NASHVILLE, Tenn. (WTVF) — A musicians group is trying to pass legislation giving local governments control of smoking laws in order to have smoke-free bars and venues.
Musicians for a Smoke-Free Tennessee is bringing the legislation and trying to convince lawmakers it's a good idea. Their argument is bars and music venues are the only places without workplace protections against tobacco smoke.
"The main problem with it is that we as musicians and bar workers are essentially the only demographic of Tennesseans left that aren't protected by a safe and smoke-free workplace guarantee," said Jamie Kent, Chair of Musicians for a Smoke-Free Tennessee.
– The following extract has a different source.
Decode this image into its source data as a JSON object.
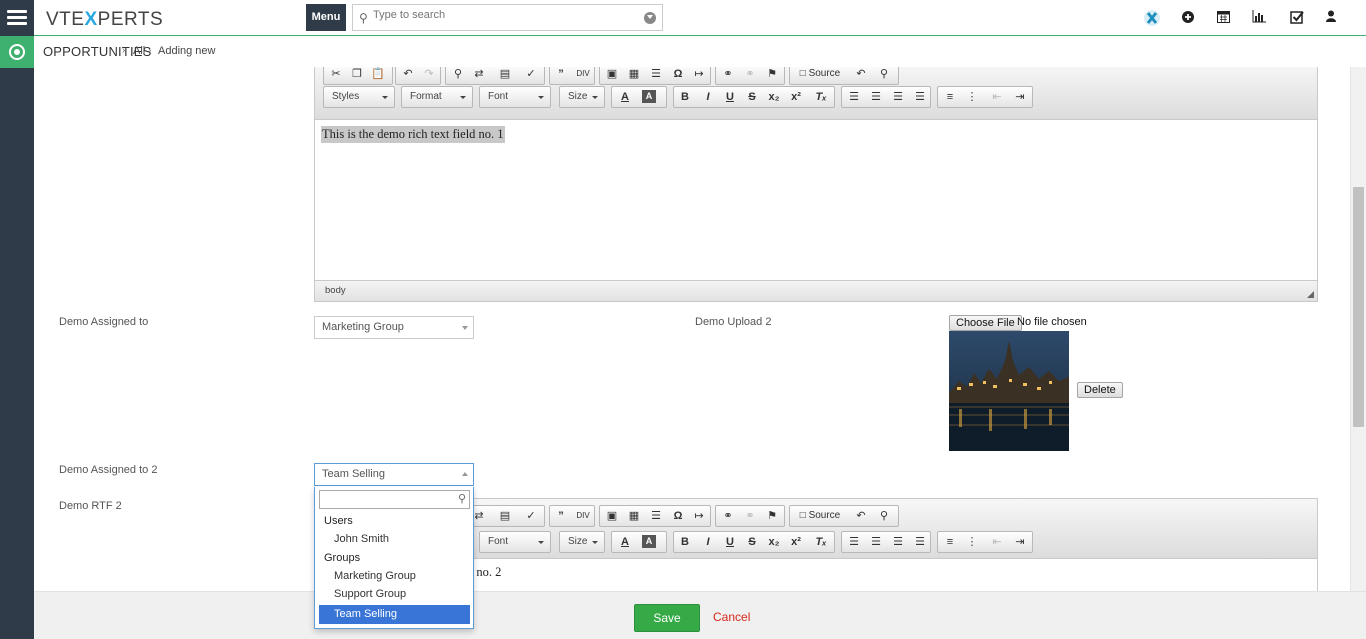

"If you think about it, just about every single other business in the state is smoke-free inside but bars and some music venues."
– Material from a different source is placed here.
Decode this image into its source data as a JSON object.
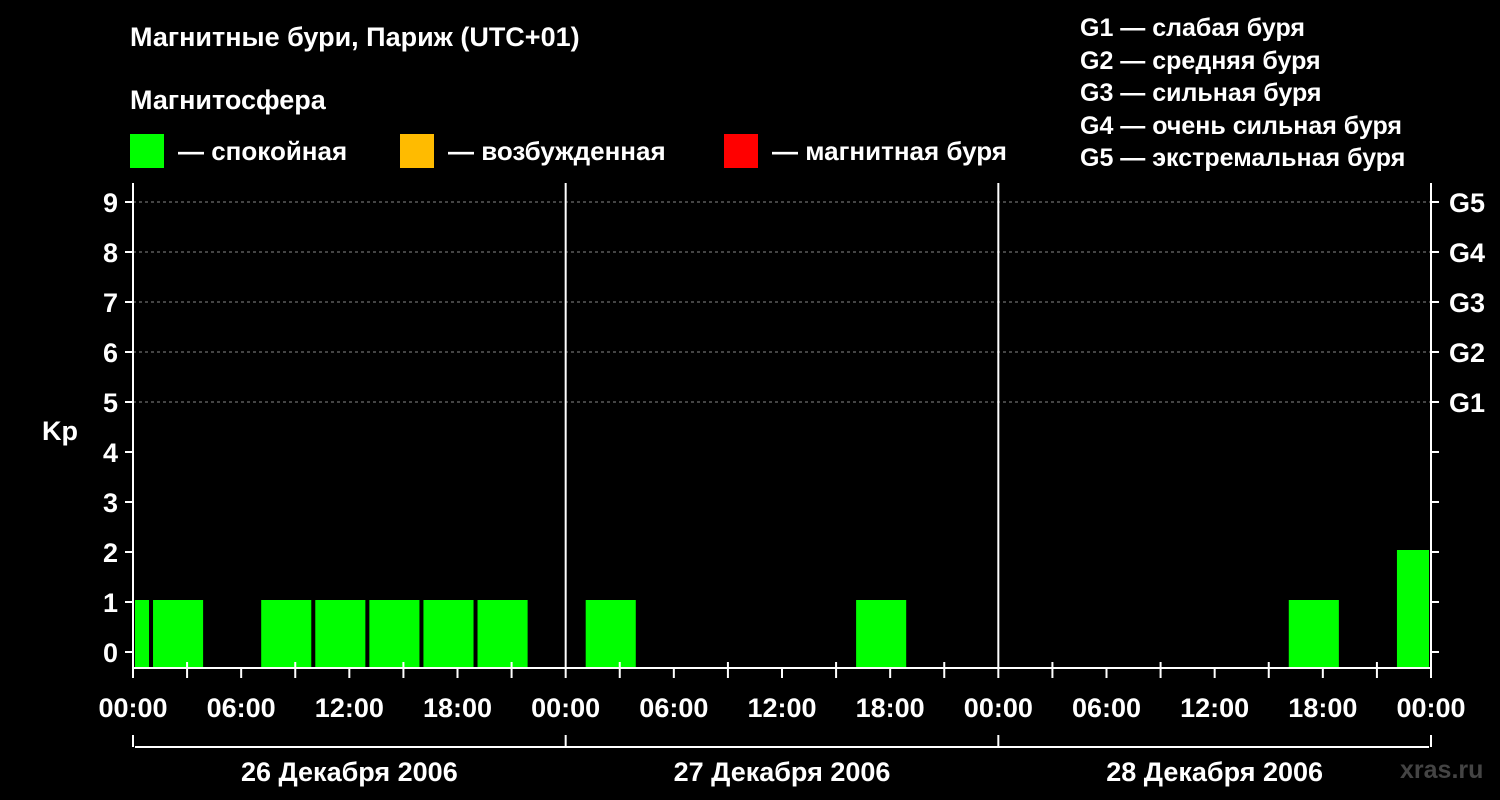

Kent went on to explain that many musicians are not as established as major artists and can't always pick and choose the venues in which they play.
"Working-class artists like myself who depend on playing three hours a night as many nights a week as we can, we need that money to pay rent, we need that money to put food on the table [and] we need that money to pay for kids school supplies," said Kent.
Some bars and venues have already signed onto the idea. One owner of The 5 Spot in East Nashville said he learned going smoke-free was good for business.
"Back in 2014, we actually made the transition from smoking to non-smoking, fully anticipating that there might be some blowback, a decrease in sales and we saw the exact opposite," said Travis Collinsworth. "I was tired of coming home every night and smelling like an ashtray."
Kent said he's approached many legislators who are in the committees which will soon hear the bill.